Dataset rows describing interfaces:
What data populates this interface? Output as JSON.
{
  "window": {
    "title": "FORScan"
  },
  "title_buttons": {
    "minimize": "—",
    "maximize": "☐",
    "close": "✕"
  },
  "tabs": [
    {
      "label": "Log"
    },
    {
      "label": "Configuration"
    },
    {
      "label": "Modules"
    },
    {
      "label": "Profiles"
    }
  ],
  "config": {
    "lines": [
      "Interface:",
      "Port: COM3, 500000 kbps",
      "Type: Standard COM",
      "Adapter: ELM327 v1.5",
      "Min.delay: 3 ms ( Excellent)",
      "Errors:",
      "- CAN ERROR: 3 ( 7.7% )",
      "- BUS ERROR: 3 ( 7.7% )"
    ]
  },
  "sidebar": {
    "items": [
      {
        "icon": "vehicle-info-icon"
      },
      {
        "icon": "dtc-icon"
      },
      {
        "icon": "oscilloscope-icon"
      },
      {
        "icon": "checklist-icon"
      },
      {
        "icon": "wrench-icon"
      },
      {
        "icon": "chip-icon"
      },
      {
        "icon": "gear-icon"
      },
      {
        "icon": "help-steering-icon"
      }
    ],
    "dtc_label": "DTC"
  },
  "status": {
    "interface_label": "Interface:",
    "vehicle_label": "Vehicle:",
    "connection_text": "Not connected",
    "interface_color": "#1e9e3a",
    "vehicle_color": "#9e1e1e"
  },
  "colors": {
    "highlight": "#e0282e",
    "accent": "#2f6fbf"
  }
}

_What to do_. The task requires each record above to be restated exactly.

_Response to the task_.
What data populates this interface? Output as JSON.
{
  "window": {
    "title": "FORScan"
  },
  "title_buttons": {
    "minimize": "—",
    "maximize": "☐",
    "close": "✕"
  },
  "tabs": [
    {
      "label": "Log"
    },
    {
      "label": "Configuration"
    },
    {
      "label": "Modules"
    },
    {
      "label": "Profiles"
    }
  ],
  "config": {
    "lines": [
      "Interface:",
      "Port: COM3, 500000 kbps",
      "Type: Standard COM",
      "Adapter: ELM327 v1.5",
      "Min.delay: 3 ms ( Excellent)",
      "Errors:",
      "- CAN ERROR: 3 ( 7.7% )",
      "- BUS ERROR: 3 ( 7.7% )"
    ]
  },
  "sidebar": {
    "items": [
      {
        "icon": "vehicle-info-icon"
      },
      {
        "icon": "dtc-icon"
      },
      {
        "icon": "oscilloscope-icon"
      },
      {
        "icon": "checklist-icon"
      },
      {
        "icon": "wrench-icon"
      },
      {
        "icon": "chip-icon"
      },
      {
        "icon": "gear-icon"
      },
      {
        "icon": "help-steering-icon"
      }
    ],
    "dtc_label": "DTC"
  },
  "status": {
    "interface_label": "Interface:",
    "vehicle_label": "Vehicle:",
    "connection_text": "Not connected",
    "interface_color": "#1e9e3a",
    "vehicle_color": "#9e1e1e"
  },
  "colors": {
    "highlight": "#e0282e",
    "accent": "#2f6fbf"
  }
}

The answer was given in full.